BEGIN Entries shown

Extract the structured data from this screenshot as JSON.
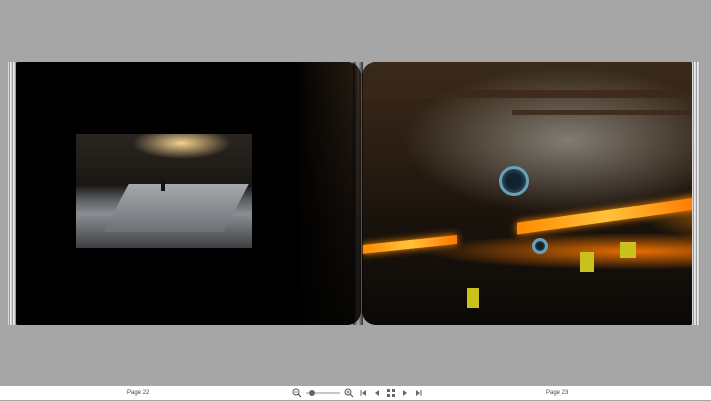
{
  "viewer": {
    "left_page_label": "Page 22",
    "right_page_label": "Page 23",
    "zoom_level": 0.1
  },
  "controls": {
    "zoom_out_icon": "magnifier-minus-icon",
    "zoom_in_icon": "magnifier-plus-icon",
    "first_page_icon": "first-page-icon",
    "prev_page_icon": "previous-page-icon",
    "grid_view_icon": "grid-view-icon",
    "next_page_icon": "next-page-icon",
    "last_page_icon": "last-page-icon"
  },
  "colors": {
    "background": "#a6a6a6",
    "toolbar": "#ffffff",
    "page_label": "#444444"
  }
}
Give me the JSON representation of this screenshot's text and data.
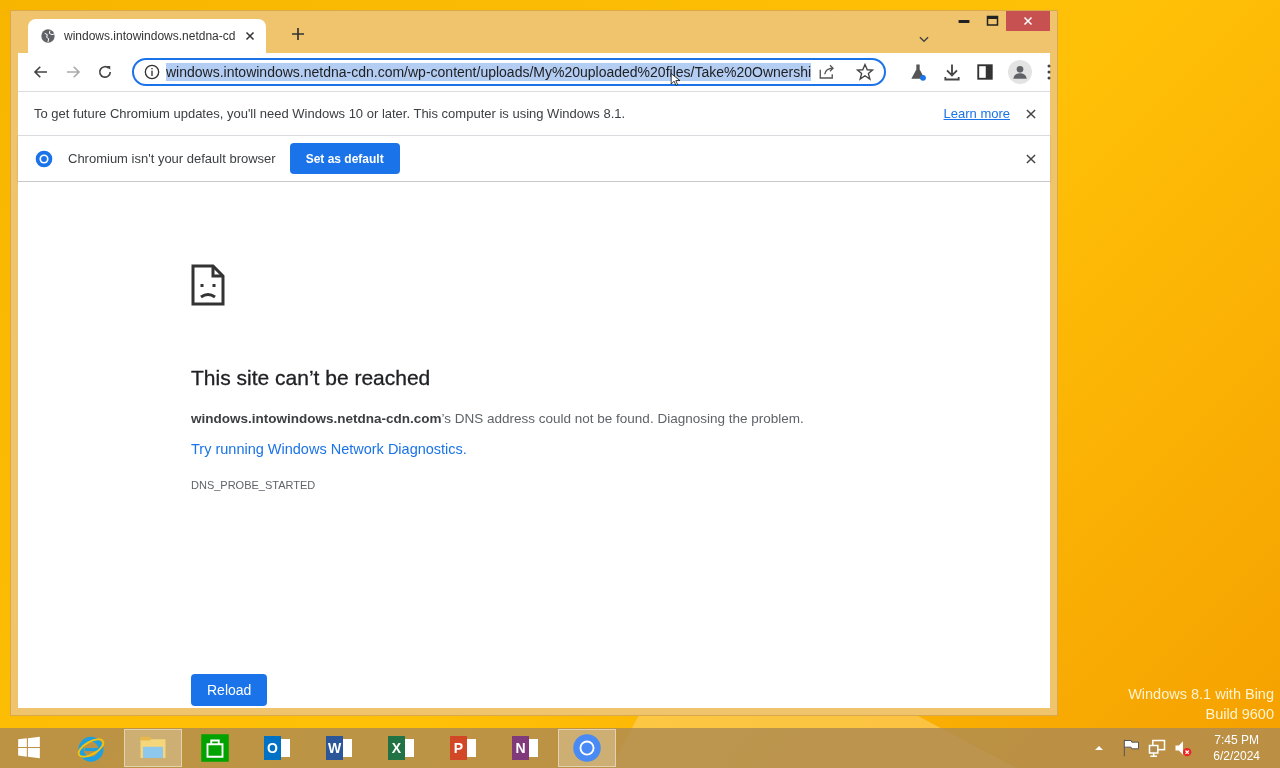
{
  "browser": {
    "tabs": [
      {
        "title": "windows.intowindows.netdna-cd",
        "selected": true
      }
    ],
    "address_bar": {
      "url": "windows.intowindows.netdna-cdn.com/wp-content/uploads/My%20uploaded%20files/Take%20Ownershi",
      "text_selected": true
    }
  },
  "infobars": [
    {
      "kind": "notice",
      "text": "To get future Chromium updates, you'll need Windows 10 or later. This computer is using Windows 8.1.",
      "link": "Learn more"
    },
    {
      "kind": "default_browser",
      "text": "Chromium isn't your default browser",
      "button": "Set as default"
    }
  ],
  "error_page": {
    "title": "This site can’t be reached",
    "message": "**windows.intowindows.netdna-cdn.com**’s DNS address could not be found. Diagnosing the problem.",
    "link": "Try running Windows Network Diagnostics.",
    "code": "DNS_PROBE_STARTED",
    "button": "Reload"
  },
  "desktop_watermark": [
    "Windows 8.1 with Bing",
    "Build 9600"
  ],
  "taskbar": {
    "items": [
      {
        "kind": "start",
        "selected": false
      },
      {
        "kind": "ie",
        "selected": false
      },
      {
        "kind": "explorer",
        "selected": true
      },
      {
        "kind": "store",
        "selected": false
      },
      {
        "kind": "office",
        "letter": "O",
        "color": "#0072c6",
        "selected": false
      },
      {
        "kind": "office",
        "letter": "W",
        "color": "#2b579a",
        "selected": false
      },
      {
        "kind": "office",
        "letter": "X",
        "color": "#217346",
        "selected": false
      },
      {
        "kind": "office",
        "letter": "P",
        "color": "#d24726",
        "selected": false
      },
      {
        "kind": "office",
        "letter": "N",
        "color": "#80397b",
        "selected": false
      },
      {
        "kind": "chromium",
        "selected": true
      }
    ],
    "clock": {
      "time": "7:45 PM",
      "date": "6/2/2024"
    }
  }
}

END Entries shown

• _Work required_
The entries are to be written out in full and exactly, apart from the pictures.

• _Exercise solution_
Extract the structured data from this screenshot as JSON.
{
  "viewer": {
    "left_page_label": "Page 22",
    "right_page_label": "Page 23",
    "zoom_level": 0.1
  },
  "controls": {
    "zoom_out_icon": "magnifier-minus-icon",
    "zoom_in_icon": "magnifier-plus-icon",
    "first_page_icon": "first-page-icon",
    "prev_page_icon": "previous-page-icon",
    "grid_view_icon": "grid-view-icon",
    "next_page_icon": "next-page-icon",
    "last_page_icon": "last-page-icon"
  },
  "colors": {
    "background": "#a6a6a6",
    "toolbar": "#ffffff",
    "page_label": "#444444"
  }
}
Give me the JSON representation of this screenshot's text and data.
{
  "browser": {
    "tabs": [
      {
        "title": "windows.intowindows.netdna-cd",
        "selected": true
      }
    ],
    "address_bar": {
      "url": "windows.intowindows.netdna-cdn.com/wp-content/uploads/My%20uploaded%20files/Take%20Ownershi",
      "text_selected": true
    }
  },
  "infobars": [
    {
      "kind": "notice",
      "text": "To get future Chromium updates, you'll need Windows 10 or later. This computer is using Windows 8.1.",
      "link": "Learn more"
    },
    {
      "kind": "default_browser",
      "text": "Chromium isn't your default browser",
      "button": "Set as default"
    }
  ],
  "error_page": {
    "title": "This site can’t be reached",
    "message": "**windows.intowindows.netdna-cdn.com**’s DNS address could not be found. Diagnosing the problem.",
    "link": "Try running Windows Network Diagnostics.",
    "code": "DNS_PROBE_STARTED",
    "button": "Reload"
  },
  "desktop_watermark": [
    "Windows 8.1 with Bing",
    "Build 9600"
  ],
  "taskbar": {
    "items": [
      {
        "kind": "start",
        "selected": false
      },
      {
        "kind": "ie",
        "selected": false
      },
      {
        "kind": "explorer",
        "selected": true
      },
      {
        "kind": "store",
        "selected": false
      },
      {
        "kind": "office",
        "letter": "O",
        "color": "#0072c6",
        "selected": false
      },
      {
        "kind": "office",
        "letter": "W",
        "color": "#2b579a",
        "selected": false
      },
      {
        "kind": "office",
        "letter": "X",
        "color": "#217346",
        "selected": false
      },
      {
        "kind": "office",
        "letter": "P",
        "color": "#d24726",
        "selected": false
      },
      {
        "kind": "office",
        "letter": "N",
        "color": "#80397b",
        "selected": false
      },
      {
        "kind": "chromium",
        "selected": true
      }
    ],
    "clock": {
      "time": "7:45 PM",
      "date": "6/2/2024"
    }
  }
}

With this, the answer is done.